A month after two young boys were struck and killed by a delivery truck driver in February 2012, the City Council voted to jump-start sidewalks along the stretch of West Tyvola Road.
More than a year later, construction hasn’t started – and the sidewalk likely won’t be done for another two years.
The timeline highlights the challenge for the city to move forward with such projects quickly, even when the plans have political support.
A thicket of local and state rules covering everything from public hearings to real estate acquisition to bidding the actual construction means the sidewalk probably won’t be completed until June 2015. Those rules can help save taxpayer money and protect neighbors from sidewalks they don’t want.
Even the notoriously slow criminal justice system can move faster: Last week, a jury found a delivery truck driver guilty in the wreck that killed Kadrien Pendergrass, 5, and his 1-year-old brother, Jeremy Brewton, as they were walking along West Tyvola Road at Shady Lane.
“That’s a long time for them to say they’re going to have a sidewalk and still not have one,” said Rochelle Coleman, who walks the road nearly every day with her two young children, ages 4 and 11 months. “It’s very dangerous: The cars have to literally go into the other lane to let you pass. And kids – they do (unpredictable) things. They need sidewalks.”
A month after the brothers died, the City Council voted unanimously to fund four sidewalk projects – including the one for West Tyvola Road. Before the fatal incident, it had been No. 2 on a priority list of projects the city didn’t then have the money to cover.
In the 14 months since then, officials said, the city has held two public hearings to get neighborhood input, and city engineers have designed 90 percent of the sidewalk. It will be built from Old Steele Creek Road to West Boulevard on the northeast side of Tyvola.
Still to do: More public hearings this summer; real estate acquisition, including negotiations with landowners (starting in August); bidding the project to prospective contractors (in August 2014); and start of construction (November 2014).
“Each of those pieces has a time frame,” said City Engineer Jeb Blackwell. “We’re trying to work through them as quickly as possible, but there are legal (requirements).”
Some sidewalk projects are controversial, even unwanted, which city officials pointed to as another reason for making sure there’s a process and rules.
But the young boys’ deaths on West Tyvola led to an outcry from residents, who said the lack of a sidewalk spelled danger for children and others.
Mayor Pro Tem Patrick Cannon, who chairs the City Council’s community safety committee, floated the idea this week of speeding up construction of a sidewalk just for the curvature at Shady Lane – the corner where the brothers were struck – while the larger project winds its way through the process.
“From my perspective, it’s a public safety issue that needs be addressed. Now,” Cannon told the Observer. “There are a handful of people that walk that stretch often and are subjected to being hit by a car.”

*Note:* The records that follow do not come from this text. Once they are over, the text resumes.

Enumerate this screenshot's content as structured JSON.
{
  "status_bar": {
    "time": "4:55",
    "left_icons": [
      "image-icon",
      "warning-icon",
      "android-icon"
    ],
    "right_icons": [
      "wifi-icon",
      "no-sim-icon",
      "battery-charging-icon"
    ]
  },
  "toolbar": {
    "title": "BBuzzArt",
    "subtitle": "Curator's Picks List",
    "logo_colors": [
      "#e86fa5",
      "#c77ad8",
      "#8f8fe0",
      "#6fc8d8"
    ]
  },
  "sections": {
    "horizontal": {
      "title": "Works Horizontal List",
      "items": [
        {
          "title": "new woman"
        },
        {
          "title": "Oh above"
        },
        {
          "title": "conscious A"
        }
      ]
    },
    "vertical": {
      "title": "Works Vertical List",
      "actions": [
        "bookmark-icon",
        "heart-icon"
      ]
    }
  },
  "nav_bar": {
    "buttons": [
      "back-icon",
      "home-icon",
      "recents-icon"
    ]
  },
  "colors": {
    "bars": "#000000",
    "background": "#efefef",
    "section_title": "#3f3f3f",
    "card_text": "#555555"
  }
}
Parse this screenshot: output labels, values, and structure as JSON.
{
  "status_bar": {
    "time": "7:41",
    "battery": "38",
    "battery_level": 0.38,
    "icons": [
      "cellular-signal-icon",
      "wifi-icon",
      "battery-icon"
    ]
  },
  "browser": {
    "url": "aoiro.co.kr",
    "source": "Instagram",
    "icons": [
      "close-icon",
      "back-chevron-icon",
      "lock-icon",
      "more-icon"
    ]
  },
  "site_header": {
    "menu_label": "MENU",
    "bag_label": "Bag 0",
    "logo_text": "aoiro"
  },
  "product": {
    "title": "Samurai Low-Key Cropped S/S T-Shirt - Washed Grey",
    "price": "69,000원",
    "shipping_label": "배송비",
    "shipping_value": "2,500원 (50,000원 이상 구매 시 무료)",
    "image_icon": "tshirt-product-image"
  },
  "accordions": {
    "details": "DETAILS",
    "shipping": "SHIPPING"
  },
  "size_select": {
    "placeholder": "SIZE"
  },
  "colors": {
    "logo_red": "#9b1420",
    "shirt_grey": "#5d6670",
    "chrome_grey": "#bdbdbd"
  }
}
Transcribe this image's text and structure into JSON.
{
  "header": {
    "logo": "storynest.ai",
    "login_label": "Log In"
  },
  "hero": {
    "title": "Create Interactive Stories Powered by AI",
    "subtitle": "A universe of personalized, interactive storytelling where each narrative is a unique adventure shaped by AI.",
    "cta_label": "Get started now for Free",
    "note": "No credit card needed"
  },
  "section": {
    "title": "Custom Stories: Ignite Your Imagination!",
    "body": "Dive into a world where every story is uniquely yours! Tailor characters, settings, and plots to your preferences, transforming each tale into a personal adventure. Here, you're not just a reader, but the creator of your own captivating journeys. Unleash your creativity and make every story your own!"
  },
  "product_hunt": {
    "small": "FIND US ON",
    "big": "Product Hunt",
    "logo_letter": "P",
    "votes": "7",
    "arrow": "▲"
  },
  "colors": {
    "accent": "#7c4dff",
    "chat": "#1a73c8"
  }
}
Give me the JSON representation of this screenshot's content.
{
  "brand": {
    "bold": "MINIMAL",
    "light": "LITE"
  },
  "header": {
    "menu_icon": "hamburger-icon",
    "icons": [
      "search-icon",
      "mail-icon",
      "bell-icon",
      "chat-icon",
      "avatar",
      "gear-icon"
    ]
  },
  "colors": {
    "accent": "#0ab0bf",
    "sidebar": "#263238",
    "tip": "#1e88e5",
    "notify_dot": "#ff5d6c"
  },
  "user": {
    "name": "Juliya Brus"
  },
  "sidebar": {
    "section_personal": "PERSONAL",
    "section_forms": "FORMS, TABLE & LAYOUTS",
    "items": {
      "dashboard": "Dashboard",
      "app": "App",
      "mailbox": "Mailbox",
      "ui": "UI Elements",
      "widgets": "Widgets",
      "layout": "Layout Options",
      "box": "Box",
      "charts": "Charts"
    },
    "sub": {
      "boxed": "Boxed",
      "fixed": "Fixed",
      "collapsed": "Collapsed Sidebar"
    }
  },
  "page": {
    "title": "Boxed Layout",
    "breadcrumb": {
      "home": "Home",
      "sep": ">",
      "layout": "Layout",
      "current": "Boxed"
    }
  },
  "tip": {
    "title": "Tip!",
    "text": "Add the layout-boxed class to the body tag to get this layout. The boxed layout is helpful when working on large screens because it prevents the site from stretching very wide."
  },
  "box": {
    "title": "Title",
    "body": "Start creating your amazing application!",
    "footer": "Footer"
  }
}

But city engineers told him his idea wasn’t feasible, saying such a short sidewalk wouldn’t do much if it weren’t connected to a longer one – making it “a sidewalk that would ultimately lead to nowhere,” Cannon said he was told.
Blackwell said such a “sub-project” could take time and resources away from the larger West Tyvola sidewalk project and not bring much benefit.
“I’m not sure people are standing at that corner,” he said, noting it’s not a bus stop.
The neighborhood is in the district represented by City Council member LaWana Mayfield. She offered another possible scenario for faster completion of sidewalk: Smooth negotiations between the city and landowners over acquisition of property needed to construct the project.
“If landowners see the value in the sidewalk, and they’re able to negotiate rates, this (process) could be quicker,” she said. “We have fast-tracked this process as fast as we can.”
City and state rules, for example, require Charlotte officials “to be as fair as possible (with landowners), to try to give them a fair market value,” Mayfield said. “But we also have to be conservative with taxpayers’ money.”
And the community hearings are needed, Mayfield said, to find out things such as which side of the road should get the sidewalks.
The council member said she’s heard no complaints about the long timetable.
“I made sure there was no misunderstanding about how fast this process would be: This is not an overnight process; it does take time,” Mayfield said. “I have received no calls from the community regarding the process. … The staff is working on it. It is still a top priority.”
But Coleman and another resident of the neighborhood said it is way past time for a full sidewalk along West Tyvola.
“Two years to me is an awful long time. It’s crazy,” said Curtis Lassiter, who walks the road every day with his dog, Purple. “We’ve got to dodge in and out of traffic. Or we just have to stop and wait for everything to pass.”
Added Coleman: “This should have been done by now. Kids are walking up and down this street. And for two more years? Everybody here thinks there should be a sidewalk.”
The Charlotte Observer welcomes your comments on news of the day. The more voices engaged in conversation, the better for us all, but do keep it civil. Please refrain from profanity, obscenity, spam, name-calling or attacking others for their views.
Have a news tip? You can send it to a local news editor; email email@example.com to send us your tip - or - consider joining the Public Insight Network and become a source for The Charlotte Observer.Read moreRead less